In February, 1948, Mr. Shain and Sophia married. His wife was from the Ukraine. They settled in Breslov. Mr. Shain knew that nothing was left of his family or his former home.
In 1956, Mr. Shain had gone on a two week excursion to Warsaw and went to the Ghetto area. He didn’t recognize a thing. When he walked toward his street, he saw a woman who asked “why are you crying, did someone rob you?” He answered “Yes, Hitler robbed me of my family.” He returned to his hotel and cried the entire night. The following day, he saw a man who called him by his father’s name, because he now resembled him. He heard that his siblings, Moishe and Surela left the Ghetto through the sewers and an old Pole hid them. A German pushed Moishe into the sewers and took his sister to the precinct.
In 1957, they went back to Poland, although his wife didn’t want to go. Poland and the Soviet Union had agreed on repatriations of Polish citizens back to Poland. Mr. Shain and his family (now consisting of two sons as well) moved to the city of Wroclaw, Poland and lived there until coming to the United States.
In 1963, Mr. Shain and Sophia applied for a visa to come to the United States. They arrived in September aboard the SS United States. They settled in Detroit, neither speaking a word of English. He was then forty one years old and his wife was thirty seven. Their sons were eleven and sixteen.
The Jewish community gave them food and a flat and they went to the Jewish Community Center on Curtis and Meyers in Detroit five times a week; and also to Mumford High School at night to learn the language as quickly as possible. Eleven months later, Mr. Shain studied and got his barber license. Jewish Family Services bought him tools. Sophia became a seamstress at Cobo Cleaners and in 1970, they became citizens.
Their son, Boris, went to Wayne State University and became an Insurance Agent. He married Jennie Greenbaum and they have one son. Their son, Mark, went to The University of Michigan Dental School, married Marrisa and have a son, Joshua and a daughter, Jackie.
- Abram in 1940
- Abram wearing his getaway clothes, 1941
- Abram and Uncle Pinchas, 1943
- Abram in Warsaw, 1958
- Abram, 1958, crying on street where his family home formerly stood

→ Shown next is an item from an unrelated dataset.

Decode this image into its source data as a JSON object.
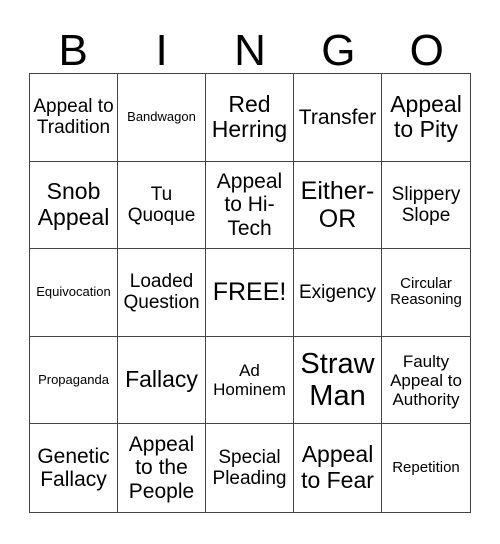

- Browarna Street sign, all that is left
- Abram at a wall where he once played
- A small house, the only one left on the street
- Rendering of the old neighborhood
- Post card from father, June 10, 1940
- Letter from father, December 27, 1940, saying they were taken to Ghetto and he was no longer sure they’d meet again
- Swedish Red Cross letter saying one sister was sent to Sweden (she was never found)
- Soviet Union birth certificate
- Abram and Sophia wedding, 1948
- Abram and Sophia, 1971
- Family picture, 1982
- Grandson Jason Bar Mitzvah, January 8, 1976
- Grandson Jason High School graduation, 1993
- Mark and his family Marissa, Joshua and Jackie, 1993
- Grandchildren Joshua and Jackie, 1995
Date: March 17, 1996
Interviewer: Susan Rabinovitz
Length: 1 hour 48 minutes
Format: Video Recording